Fred Rogers talks about
"Each person in the world is a unique human being, and each has unique human potential. One of the important tasks of growing is the discovery of this uniqueness: the discovery of “who I am” in each of us— of “who I am” in relation to all those whom I meet."
One of life’s greatest joys is the comfortable give and take of a good friendship. It’s a wonderful feeling not only to have a friend, but to know how to be a friend yourself.
Some children are naturally sociable, and from early on seem to love to have playmates. Other children are more private and seem content to do things by themselves. Not wanting to play with others or clinging to a parent may be their way of saying, “Instead of getting to know those other people right now, what I need is more time to get to know me!” Many young children aren't ready yet for certain kinds of sociability.
When children do make their first social connection, it's usually side by side. They might play next to each other in the same area or with similar playthings. They may just watch each other or imitate each other. That's how friendship begins -- with the understanding that “you’re someone else and I’m someone else.”
“My Best Friend”
The ability to play with another child comes later, along with the growing delight (and frustration) of sharing ideas. Friendships become "give and take," filled with ups and downs, as children learn to compromise, cooperate, and work through differences in feelings and styles.
Those early friendships tend to be temporary -- "of the moment." When a child refers to someone as "my friend," that usually means "we're playing together right now." Being named "my friend" -- or better still, "my best friend" -- is so important to children that when things aren't going well, the most powerful threat they can think of is, "You are not my friend any more." That's usually just their way of saying, "I'm really angry that you won't go along with my ideas." The conflict is often forgotten after a short time, and the two friends are back together again.
The Work of Friendships

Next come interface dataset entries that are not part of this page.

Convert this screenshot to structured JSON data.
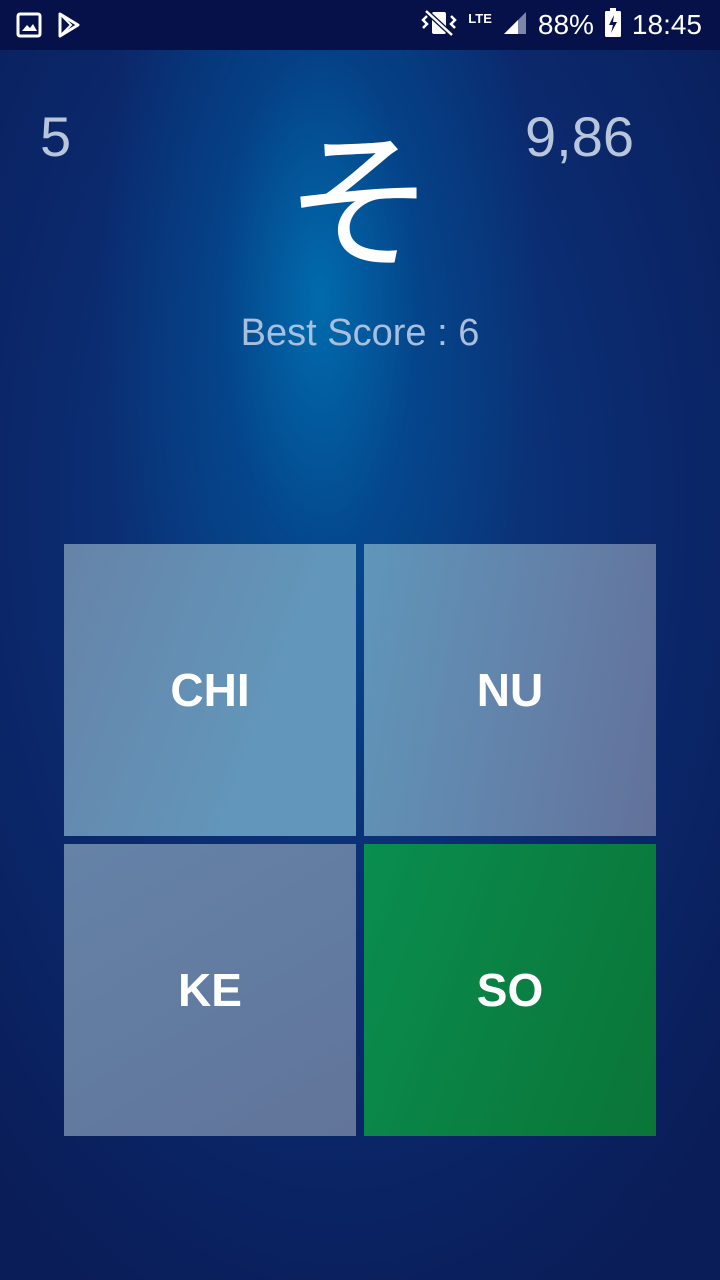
{
  "status_bar": {
    "battery": "88%",
    "time": "18:45",
    "network": "LTE",
    "icons": [
      "gallery-icon",
      "play-store-icon",
      "vibrate-mute-icon",
      "lte-data-icon",
      "signal-icon",
      "battery-charging-icon"
    ]
  },
  "game": {
    "score": "5",
    "timer": "9,86",
    "kana": "そ",
    "best_score": "Best Score : 6"
  },
  "answers": [
    {
      "label": "CHI",
      "state": "neutral",
      "color": "#6290b5"
    },
    {
      "label": "NU",
      "state": "neutral",
      "color": "#6288b0"
    },
    {
      "label": "KE",
      "state": "neutral",
      "color": "#627ba1"
    },
    {
      "label": "SO",
      "state": "correct",
      "color": "#0a8045"
    }
  ],
  "colors": {
    "status_bar": "#06114a",
    "background_dark": "#0a1d58",
    "background_glow": "#0065a8",
    "text_muted": "#b8c6dc",
    "correct": "#0a8045"
  }
}
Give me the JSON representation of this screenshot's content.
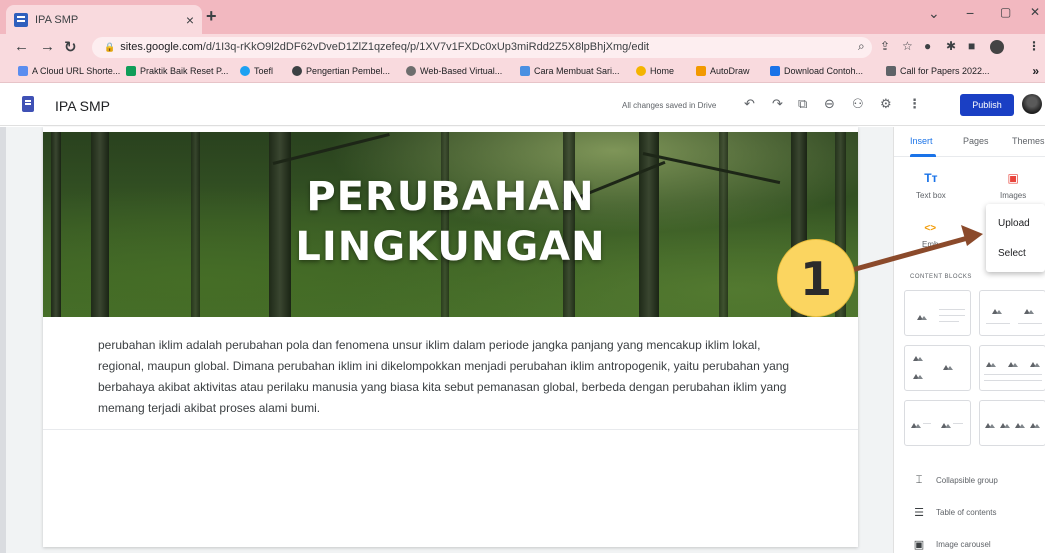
{
  "browser": {
    "tab_title": "IPA SMP",
    "tab_close": "×",
    "new_tab": "+",
    "window_controls": {
      "chevron": "⌄",
      "minimize": "−",
      "maximize": "▢",
      "close": "✕"
    },
    "nav": {
      "back": "←",
      "forward": "→",
      "reload": "↻"
    },
    "url_domain": "sites.google.com",
    "url_path": "/d/1I3q-rKkO9l2dDF62vDveD1ZlZ1qzefeq/p/1XV7v1FXDc0xUp3miRdd2Z5X8lpBhjXmg/edit",
    "bookmarks": [
      {
        "label": "A Cloud URL Shorte...",
        "color": "#5b8def"
      },
      {
        "label": "Praktik Baik Reset P...",
        "color": "#0f9d58"
      },
      {
        "label": "Toefl",
        "color": "#1da1f2"
      },
      {
        "label": "Pengertian Pembel...",
        "color": "#3c4043"
      },
      {
        "label": "Web-Based Virtual...",
        "color": "#6d6d6d"
      },
      {
        "label": "Cara Membuat Sari...",
        "color": "#4a90e2"
      },
      {
        "label": "Home",
        "color": "#f4b400"
      },
      {
        "label": "AutoDraw",
        "color": "#f29900"
      },
      {
        "label": "Download Contoh...",
        "color": "#1a73e8"
      },
      {
        "label": "Call for Papers 2022...",
        "color": "#5f6368"
      }
    ],
    "bookmarks_more": "»"
  },
  "editor": {
    "site_name": "IPA SMP",
    "save_status": "All changes saved in Drive",
    "publish_label": "Publish",
    "icons": [
      "undo-icon",
      "redo-icon",
      "preview-icon",
      "link-icon",
      "share-icon",
      "settings-icon",
      "more-icon"
    ]
  },
  "page": {
    "banner_title_line1": "PERUBAHAN",
    "banner_title_line2": "LINGKUNGAN",
    "body_text": "perubahan iklim adalah perubahan pola dan fenomena unsur iklim dalam periode jangka panjang yang mencakup iklim lokal, regional, maupun global. Dimana perubahan iklim ini dikelompokkan menjadi perubahan iklim antropogenik, yaitu perubahan yang berbahaya akibat aktivitas atau perilaku manusia yang biasa kita sebut pemanasan global, berbeda dengan perubahan iklim yang memang terjadi akibat proses alami bumi."
  },
  "panel": {
    "tabs": [
      "Insert",
      "Pages",
      "Themes"
    ],
    "active_tab": "Insert",
    "textbox_label": "Text box",
    "textbox_icon": "Tт",
    "images_label": "Images",
    "embed_label": "Emb",
    "embed_icon": "<>",
    "section_label": "CONTENT BLOCKS",
    "components": [
      {
        "label": "Collapsible group",
        "icon": "collapsible-group-icon",
        "glyph": "⌶"
      },
      {
        "label": "Table of contents",
        "icon": "table-of-contents-icon",
        "glyph": "☰"
      },
      {
        "label": "Image carousel",
        "icon": "image-carousel-icon",
        "glyph": "▣"
      }
    ]
  },
  "images_menu": {
    "items": [
      "Upload",
      "Select"
    ]
  },
  "annotation": {
    "number": "1",
    "color": "#fbd560",
    "arrow_color": "#8b4a2b"
  },
  "colors": {
    "chrome_frame": "#f2b8c0",
    "publish": "#1a3fc4",
    "accent": "#1a73e8"
  }
}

Young children have much to learn about sharing toys and sharing ideas, and that kind of learning happens over a long period of time. It takes years for young children to begin to see things from someone else's point of view, and to learn about managing all those complicated feelings, like anger, love, disappointment, frustration, and jealousy.
When young friends have a chance to deal with those feelings, they can often learn that an important part of friendship is working things out after a disagreement and finding that their relationship is even stronger than before.
Parents Value Friendships
Our culture places a high value on friendships and on being "popular." And of course, parents want their children to have friends because they feel they'll have happier times in school and a more confident, interesting life beyond school. No wonder we adults are concerned about their children's ability to make friends!
Understanding Children’s Friendships
Some parents may have wonderful memories of childhood friendships, while others remember feeling like outsiders and longing for friends. Through our lives most of us have had a variety of social experiences. If we can remember those different kinds of friendships that we’ve had through the years, we can better understand how our children probably will, too.
What a delight it can be for parents when their child plays well with a friend! But it can be equally disheartening to watch your child fight with a friend over a toy or to have to take the friend home early when a playdate ends in unresolved conflict. Learning to share and learning to compromise are enormous challenges for young children, whose view of the world is still quite self-centered.
Should I Intervene?
When children fight, they need their parents to step in to help them find healthy solutions, but they also need parents to be patient and to have realistic expectations. Many parents are surprised to find that their children's conflicts are momentary and temporary. The next day the children may have forgotten the problem completely, and the two children will be "best friends" once again -- without any intervention.
Sometimes parents feel they need to be "referees," but it can be far more effective to be "mediators," helping children hear each other's point of view and helping them find a workable solution. If children aren't able to make up again after the disruptions and explosions, they may need some extra help from parents, even when things have calmed down. Some young children stay mad a long time, and they don't have the skills to rebuild a friendship. Those children need their parents to help them talk things out, so they can remember the good times they have had with their friend.
The biggest help we give our children is the examples we set in our own friendships. Attitudes are "caught," more than "taught." That's true for empathy and tolerance and all the other things that have to do with being a good friend. It is from us and our everyday attitudes that our children are likely to learn most.
Alone-Time Is Important
Sometimes preschoolers seem to be “loners.” They just don't want to play with other children. To some adults that doesn’t seem natural; however, it may be both natural and necessary. Since many children these days spend a lot of time in group care, solitude may be just what they need most when they get home.
Until a child has developed a reasonably secure sense of self, playing with other children can quickly become over-stimulating. Self-confidence grows best when children have time alone or in the company of loved and trusted parents. It’s through their early closeness with their primary caregivers that children grow up to be social.
This article is excerpted from “The Mister Rogers Parenting Book” the last book Fred Rogers worked on before his death in 2003. In this book he wanted to support parents in their most important work of parenting and to help them better understand their young children. As he wrote in the introduction to the book:
“.. if we can bring our children understanding, comfort, and hopefulness when they need this kind of support, then they are more likely to grow into adults who can find these resources within themselves later on.”